Rightist Haider Out In Austria

Joerg Haider, the leader of Austria's far-right Freedom Party, said Monday he was not sad about stepping down after 14 years as party head and several months of international and domestic protest against his party's inclusion in government.

Haider announced he was stepping down in February, but the official change of office was to take place Monday at the party's congress being held in Klagenfurt, the capital of Carinthia, where Haider serves as governor. Vice Chancellor Susanne Riess-Passer has been named as his replacement.

Haider, 50, gained notoriety for his statements praising the "orderly" full employment policies of Adolf Hitler, and calling Waffen SS veterans "men of honor." He has repeatedly apologized for such remarks.

But his apologies have done little to ease diplomatic sanctions by the rest of the European Union against Austria after the Freedom Party joined a governing coalition with the conservative Austrian People's Party in February. He hopes stepping down as party head will change that.

Speaking to local Radio Carinthia, Haider said Monday he is "not at all sad" about stepping down. He praised the Freedom Party for its success in growing from a virtually unknown political entity to Austria's second most powerful party in 14 years.

"The whole time was a success story, unlike any other party in Europe," he said. "There are many politicians, even chancellors who have left office without leaving any trace behind."

In Vienna, 80,000 people packed the vast square in front of City Hall for an anti-government demonstration led by the Socialist Party as part of its annual May Day celebration.

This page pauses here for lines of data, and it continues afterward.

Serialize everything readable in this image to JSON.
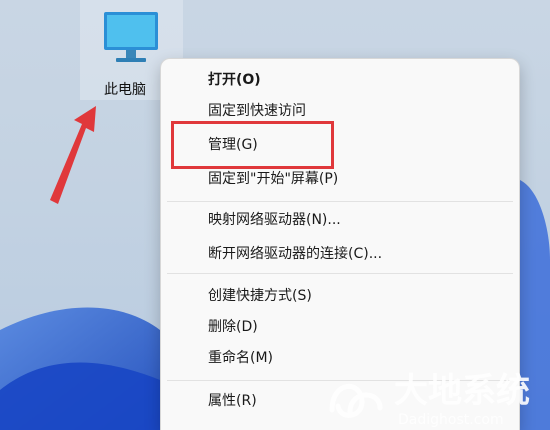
{
  "desktop": {
    "this_pc_label": "此电脑"
  },
  "context_menu": {
    "items": [
      {
        "label": "打开(O)"
      },
      {
        "label": "固定到快速访问"
      },
      {
        "label": "管理(G)"
      },
      {
        "label": "固定到\"开始\"屏幕(P)"
      },
      {
        "label": "映射网络驱动器(N)..."
      },
      {
        "label": "断开网络驱动器的连接(C)..."
      },
      {
        "label": "创建快捷方式(S)"
      },
      {
        "label": "删除(D)"
      },
      {
        "label": "重命名(M)"
      },
      {
        "label": "属性(R)"
      }
    ]
  },
  "annotations": {
    "arrow_color": "#e0383b",
    "highlight_color": "#e0383b"
  },
  "watermark": {
    "logo_text": "大地系统",
    "url": "Dadighost.com"
  }
}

Carrying anti-government banners and calling for an Austria that is "Open. Democratic. Socialist," the protesters gathered briefly for speeches by Socialist leaders before disbanding peacefully.